Element data from apps and pages:
——————

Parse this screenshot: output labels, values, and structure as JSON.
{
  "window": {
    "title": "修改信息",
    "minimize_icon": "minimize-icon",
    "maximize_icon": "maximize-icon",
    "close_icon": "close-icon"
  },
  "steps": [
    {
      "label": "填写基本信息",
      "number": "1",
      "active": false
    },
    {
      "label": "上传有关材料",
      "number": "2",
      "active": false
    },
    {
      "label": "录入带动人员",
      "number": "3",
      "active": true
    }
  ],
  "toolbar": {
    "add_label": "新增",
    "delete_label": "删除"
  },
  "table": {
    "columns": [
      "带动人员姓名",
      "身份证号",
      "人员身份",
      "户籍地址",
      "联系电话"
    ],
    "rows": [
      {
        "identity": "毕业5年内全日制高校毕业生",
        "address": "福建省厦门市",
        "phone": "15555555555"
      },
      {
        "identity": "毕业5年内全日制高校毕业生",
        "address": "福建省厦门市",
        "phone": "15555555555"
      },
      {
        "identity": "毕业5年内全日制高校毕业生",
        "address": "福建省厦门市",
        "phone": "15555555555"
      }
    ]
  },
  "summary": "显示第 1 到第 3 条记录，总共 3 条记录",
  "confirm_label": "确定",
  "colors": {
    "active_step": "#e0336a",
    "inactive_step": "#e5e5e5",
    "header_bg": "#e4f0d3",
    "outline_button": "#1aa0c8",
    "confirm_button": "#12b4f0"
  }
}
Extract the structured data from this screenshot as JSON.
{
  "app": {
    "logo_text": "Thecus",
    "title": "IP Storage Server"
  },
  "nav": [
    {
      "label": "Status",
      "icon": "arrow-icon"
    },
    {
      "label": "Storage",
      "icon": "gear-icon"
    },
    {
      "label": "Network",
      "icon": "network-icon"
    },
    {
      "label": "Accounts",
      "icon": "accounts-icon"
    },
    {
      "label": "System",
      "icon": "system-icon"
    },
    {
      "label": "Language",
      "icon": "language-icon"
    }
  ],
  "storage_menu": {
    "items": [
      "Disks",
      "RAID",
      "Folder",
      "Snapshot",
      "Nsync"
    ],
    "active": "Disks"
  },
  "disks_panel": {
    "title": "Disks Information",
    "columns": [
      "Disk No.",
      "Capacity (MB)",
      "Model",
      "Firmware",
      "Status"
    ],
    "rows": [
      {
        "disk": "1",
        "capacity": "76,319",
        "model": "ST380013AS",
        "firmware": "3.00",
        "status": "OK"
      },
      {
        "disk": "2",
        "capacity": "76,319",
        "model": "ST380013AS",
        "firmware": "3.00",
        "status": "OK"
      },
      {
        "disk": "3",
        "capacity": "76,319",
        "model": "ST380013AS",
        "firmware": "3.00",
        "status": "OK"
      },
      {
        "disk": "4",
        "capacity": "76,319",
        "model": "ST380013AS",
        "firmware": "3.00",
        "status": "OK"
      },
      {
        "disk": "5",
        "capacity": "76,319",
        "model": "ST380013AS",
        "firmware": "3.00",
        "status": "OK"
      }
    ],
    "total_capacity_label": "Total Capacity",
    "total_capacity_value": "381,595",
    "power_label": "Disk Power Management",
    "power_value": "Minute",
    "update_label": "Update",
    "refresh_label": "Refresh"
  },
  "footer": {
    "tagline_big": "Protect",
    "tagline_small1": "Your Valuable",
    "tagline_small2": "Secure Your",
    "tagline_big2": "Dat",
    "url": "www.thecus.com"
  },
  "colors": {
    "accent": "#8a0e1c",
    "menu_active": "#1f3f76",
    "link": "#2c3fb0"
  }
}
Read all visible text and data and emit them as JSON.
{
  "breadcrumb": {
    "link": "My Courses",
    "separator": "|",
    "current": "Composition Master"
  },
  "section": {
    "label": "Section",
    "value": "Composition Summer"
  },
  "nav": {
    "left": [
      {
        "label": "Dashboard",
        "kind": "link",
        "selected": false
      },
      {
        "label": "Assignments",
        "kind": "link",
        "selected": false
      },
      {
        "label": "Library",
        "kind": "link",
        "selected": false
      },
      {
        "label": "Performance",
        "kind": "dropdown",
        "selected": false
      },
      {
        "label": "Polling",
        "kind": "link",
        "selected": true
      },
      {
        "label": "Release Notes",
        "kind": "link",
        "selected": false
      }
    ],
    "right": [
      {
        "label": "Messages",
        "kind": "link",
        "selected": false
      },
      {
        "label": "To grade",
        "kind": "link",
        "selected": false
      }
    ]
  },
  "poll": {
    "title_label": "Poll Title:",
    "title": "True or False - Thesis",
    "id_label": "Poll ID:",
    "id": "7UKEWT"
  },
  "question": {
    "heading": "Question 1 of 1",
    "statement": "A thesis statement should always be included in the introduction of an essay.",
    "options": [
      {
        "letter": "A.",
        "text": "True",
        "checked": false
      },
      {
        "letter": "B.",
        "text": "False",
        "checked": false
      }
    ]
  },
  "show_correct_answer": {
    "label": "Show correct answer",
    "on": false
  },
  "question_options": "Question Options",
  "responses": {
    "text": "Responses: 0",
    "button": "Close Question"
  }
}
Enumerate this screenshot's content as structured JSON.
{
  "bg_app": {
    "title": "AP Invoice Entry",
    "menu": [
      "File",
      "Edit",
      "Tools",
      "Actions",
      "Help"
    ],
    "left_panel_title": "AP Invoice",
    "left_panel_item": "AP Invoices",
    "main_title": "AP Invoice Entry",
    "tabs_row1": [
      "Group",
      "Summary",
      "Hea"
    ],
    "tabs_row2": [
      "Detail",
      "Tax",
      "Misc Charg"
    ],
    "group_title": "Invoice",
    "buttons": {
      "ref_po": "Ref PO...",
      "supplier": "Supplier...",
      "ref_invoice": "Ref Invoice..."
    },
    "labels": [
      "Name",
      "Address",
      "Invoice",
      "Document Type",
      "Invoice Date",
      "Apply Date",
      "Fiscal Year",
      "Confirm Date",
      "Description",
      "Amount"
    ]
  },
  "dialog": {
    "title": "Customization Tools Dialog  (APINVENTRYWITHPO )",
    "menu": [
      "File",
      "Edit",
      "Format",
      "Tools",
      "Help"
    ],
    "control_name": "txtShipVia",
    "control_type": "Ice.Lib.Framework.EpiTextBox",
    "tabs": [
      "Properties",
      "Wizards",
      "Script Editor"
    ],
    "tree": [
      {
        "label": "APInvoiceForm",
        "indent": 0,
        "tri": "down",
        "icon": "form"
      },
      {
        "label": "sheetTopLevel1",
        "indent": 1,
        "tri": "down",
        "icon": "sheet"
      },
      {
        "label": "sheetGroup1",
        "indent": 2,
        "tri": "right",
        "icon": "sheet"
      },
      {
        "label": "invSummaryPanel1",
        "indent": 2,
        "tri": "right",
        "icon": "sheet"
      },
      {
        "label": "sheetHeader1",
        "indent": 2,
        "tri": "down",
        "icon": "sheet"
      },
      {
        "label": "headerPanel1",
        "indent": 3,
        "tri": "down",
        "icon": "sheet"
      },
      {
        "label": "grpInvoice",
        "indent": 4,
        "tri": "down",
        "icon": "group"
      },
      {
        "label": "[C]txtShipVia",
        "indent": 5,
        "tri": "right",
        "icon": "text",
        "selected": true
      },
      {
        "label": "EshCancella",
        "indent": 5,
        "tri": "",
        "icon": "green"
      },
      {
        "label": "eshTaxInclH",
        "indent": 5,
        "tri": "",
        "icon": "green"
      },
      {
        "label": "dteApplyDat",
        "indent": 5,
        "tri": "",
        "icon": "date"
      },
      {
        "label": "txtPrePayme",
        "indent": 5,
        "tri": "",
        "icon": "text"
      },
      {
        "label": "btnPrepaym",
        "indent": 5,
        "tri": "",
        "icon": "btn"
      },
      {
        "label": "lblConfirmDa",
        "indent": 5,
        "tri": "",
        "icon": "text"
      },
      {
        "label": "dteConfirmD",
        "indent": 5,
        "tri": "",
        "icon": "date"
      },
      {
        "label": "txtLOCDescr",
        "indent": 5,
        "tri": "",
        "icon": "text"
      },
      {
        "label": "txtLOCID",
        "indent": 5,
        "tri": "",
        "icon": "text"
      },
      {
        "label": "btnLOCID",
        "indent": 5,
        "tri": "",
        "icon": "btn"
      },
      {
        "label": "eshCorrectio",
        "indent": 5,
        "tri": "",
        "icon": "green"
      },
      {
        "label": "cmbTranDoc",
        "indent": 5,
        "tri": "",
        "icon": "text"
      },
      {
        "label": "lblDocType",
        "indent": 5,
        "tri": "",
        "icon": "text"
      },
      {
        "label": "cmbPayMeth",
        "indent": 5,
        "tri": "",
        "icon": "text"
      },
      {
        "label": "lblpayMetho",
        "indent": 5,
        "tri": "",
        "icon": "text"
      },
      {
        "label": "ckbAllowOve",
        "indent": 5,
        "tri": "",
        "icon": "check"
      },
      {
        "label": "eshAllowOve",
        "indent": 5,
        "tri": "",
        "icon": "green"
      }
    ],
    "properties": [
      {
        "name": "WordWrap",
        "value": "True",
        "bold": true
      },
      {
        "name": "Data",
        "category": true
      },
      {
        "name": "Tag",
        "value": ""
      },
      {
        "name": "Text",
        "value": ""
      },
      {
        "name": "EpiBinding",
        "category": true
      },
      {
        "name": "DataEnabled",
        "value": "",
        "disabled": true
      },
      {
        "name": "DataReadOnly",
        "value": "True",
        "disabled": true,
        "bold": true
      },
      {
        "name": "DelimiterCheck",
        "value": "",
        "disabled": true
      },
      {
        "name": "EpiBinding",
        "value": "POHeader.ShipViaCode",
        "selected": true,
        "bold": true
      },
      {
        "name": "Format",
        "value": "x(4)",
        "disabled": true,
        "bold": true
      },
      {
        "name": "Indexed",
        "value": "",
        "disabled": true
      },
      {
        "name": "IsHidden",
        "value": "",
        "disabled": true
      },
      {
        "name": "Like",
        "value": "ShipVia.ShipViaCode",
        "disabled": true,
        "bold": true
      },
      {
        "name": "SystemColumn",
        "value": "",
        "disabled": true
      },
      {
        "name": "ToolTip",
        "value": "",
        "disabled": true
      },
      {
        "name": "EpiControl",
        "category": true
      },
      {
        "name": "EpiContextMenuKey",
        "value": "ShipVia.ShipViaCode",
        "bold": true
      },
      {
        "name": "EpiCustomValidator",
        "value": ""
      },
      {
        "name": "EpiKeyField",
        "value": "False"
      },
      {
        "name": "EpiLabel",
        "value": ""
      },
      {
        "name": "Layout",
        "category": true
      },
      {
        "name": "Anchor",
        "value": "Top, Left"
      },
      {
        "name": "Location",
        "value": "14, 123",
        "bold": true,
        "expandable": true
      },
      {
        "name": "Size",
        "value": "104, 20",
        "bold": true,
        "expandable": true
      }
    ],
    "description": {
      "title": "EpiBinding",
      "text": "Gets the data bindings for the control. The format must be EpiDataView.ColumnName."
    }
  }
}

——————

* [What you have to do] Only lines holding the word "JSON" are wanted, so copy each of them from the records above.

* [Answer to the problem]
Parse this screenshot: output labels, values, and structure as JSON.
Extract the structured data from this screenshot as JSON.
Read all visible text and data and emit them as JSON.
Enumerate this screenshot's content as structured JSON.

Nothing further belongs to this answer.